Aim of the task ::
If a line in the data contains "What", copy it out.

Entries shown ::
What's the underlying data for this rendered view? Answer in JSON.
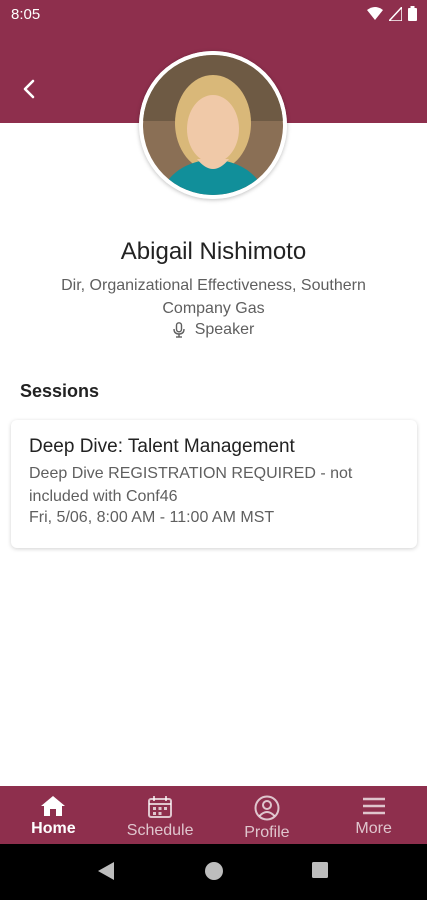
{
  "status_bar": {
    "time": "8:05"
  },
  "profile": {
    "name": "Abigail Nishimoto",
    "role": "Dir, Organizational Effectiveness, Southern Company Gas",
    "tag": "Speaker"
  },
  "sessions": {
    "heading": "Sessions",
    "items": [
      {
        "title": "Deep Dive: Talent Management",
        "description": "Deep Dive REGISTRATION REQUIRED - not included with Conf46",
        "time": "Fri, 5/06, 8:00 AM - 11:00 AM MST"
      }
    ]
  },
  "bottom_nav": {
    "items": [
      {
        "label": "Home",
        "icon": "home-icon",
        "active": true
      },
      {
        "label": "Schedule",
        "icon": "calendar-icon",
        "active": false
      },
      {
        "label": "Profile",
        "icon": "profile-icon",
        "active": false
      },
      {
        "label": "More",
        "icon": "menu-icon",
        "active": false
      }
    ]
  },
  "colors": {
    "brand": "#8e2f4d",
    "text_primary": "#222222",
    "text_secondary": "#5f5f5f"
  }
}
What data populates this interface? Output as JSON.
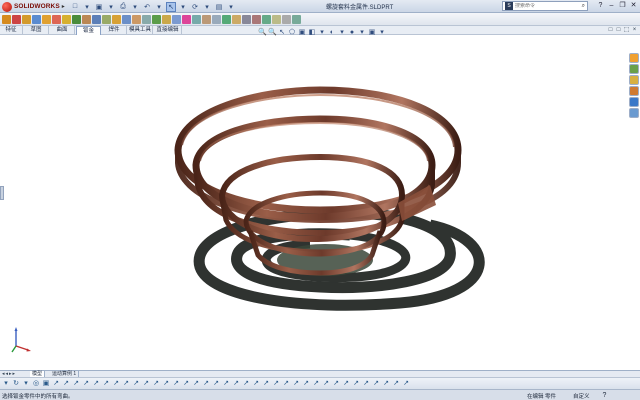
{
  "app": {
    "logo_text": "SOLIDWORKS",
    "logo_arrow": "▸",
    "document_title": "螺旋套料金属件.SLDPRT"
  },
  "quick_access": {
    "icons": [
      "new-icon",
      "open-icon",
      "save-icon",
      "print-icon",
      "undo-icon",
      "select-icon",
      "rebuild-icon",
      "options-icon"
    ],
    "glyphs": [
      "□",
      "▾",
      "▣",
      "▾",
      "⎙",
      "▾",
      "↶",
      "▾",
      "↖",
      "▾",
      "⟳",
      "▾",
      "▤",
      "▾"
    ]
  },
  "search": {
    "placeholder": "搜索命令",
    "value": "",
    "icon_label": "S",
    "mag_glyph": "⌕"
  },
  "window_controls": {
    "help": "?",
    "minimize": "–",
    "restore": "❐",
    "close": "✕"
  },
  "command_icons": {
    "colors": [
      "#d58a1e",
      "#c44",
      "#d39a2c",
      "#5a8bd0",
      "#e0a030",
      "#d65",
      "#d6b030",
      "#4a8c3c",
      "#b85",
      "#5c7fb8",
      "#9a6",
      "#d7a135",
      "#6b8fc8",
      "#c96",
      "#8aa",
      "#5b9d4a",
      "#caa84a",
      "#7b9ad0",
      "#d49",
      "#7aa",
      "#b97",
      "#9ab",
      "#5a7",
      "#ca6",
      "#889",
      "#a77",
      "#6a8",
      "#bb8",
      "#aaa",
      "#7a9"
    ]
  },
  "tabs": {
    "items": [
      "特征",
      "草图",
      "曲面",
      "钣金",
      "焊件",
      "模具工具",
      "直接编辑"
    ],
    "active_index": 3,
    "right_icons": [
      "□",
      "□",
      "⬚",
      "×"
    ]
  },
  "hud": {
    "glyphs": [
      "🔍",
      "🔍",
      "↖",
      "⬠",
      "▣",
      "◧",
      "▾",
      "◐",
      "▾",
      "●",
      "▾",
      "▣",
      "▾"
    ],
    "names": [
      "zoom-to-fit-icon",
      "zoom-area-icon",
      "previous-view-icon",
      "section-view-icon",
      "view-orientation-icon",
      "display-style-icon",
      "display-style-dropdown-icon",
      "hide-show-icon",
      "hide-show-dropdown-icon",
      "appearance-icon",
      "appearance-dropdown-icon",
      "scene-icon",
      "scene-dropdown-icon"
    ]
  },
  "task_pane": {
    "buttons": [
      {
        "name": "resources-icon",
        "color": "#f0a030"
      },
      {
        "name": "design-library-icon",
        "color": "#6aa04a"
      },
      {
        "name": "file-explorer-icon",
        "color": "#d8b040"
      },
      {
        "name": "view-palette-icon",
        "color": "#d07a30"
      },
      {
        "name": "appearances-icon",
        "color": "#3a78c8"
      },
      {
        "name": "custom-properties-icon",
        "color": "#6a9ad0"
      }
    ]
  },
  "bottom_tabs": {
    "nav_glyphs": "◂◂▸▸",
    "items": [
      "模型",
      "运动算例 1"
    ],
    "active_index": 0
  },
  "view_tools": {
    "glyphs": [
      "▾",
      "↻",
      "▾",
      "◎",
      "▣",
      "↗",
      "↗",
      "↗",
      "↗",
      "↗",
      "↗",
      "↗",
      "↗",
      "↗",
      "↗",
      "↗",
      "↗",
      "↗",
      "↗",
      "↗",
      "↗",
      "↗",
      "↗",
      "↗",
      "↗",
      "↗",
      "↗",
      "↗",
      "↗",
      "↗",
      "↗",
      "↗",
      "↗",
      "↗",
      "↗",
      "↗",
      "↗",
      "↗",
      "↗",
      "↗",
      "↗"
    ]
  },
  "status": {
    "message": "选择钣金零件中的所有弯曲。",
    "mode": "在编辑 零件",
    "units": "自定义",
    "help": "?"
  },
  "colors": {
    "copper_dark": "#3a1a12",
    "copper_mid": "#7a4434",
    "copper_light": "#b97d65",
    "shadow": "#2f3330"
  }
}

Written response ::
What's the underlying data for this rendered view? Answer in JSON.
What data populates this interface? Output as JSON.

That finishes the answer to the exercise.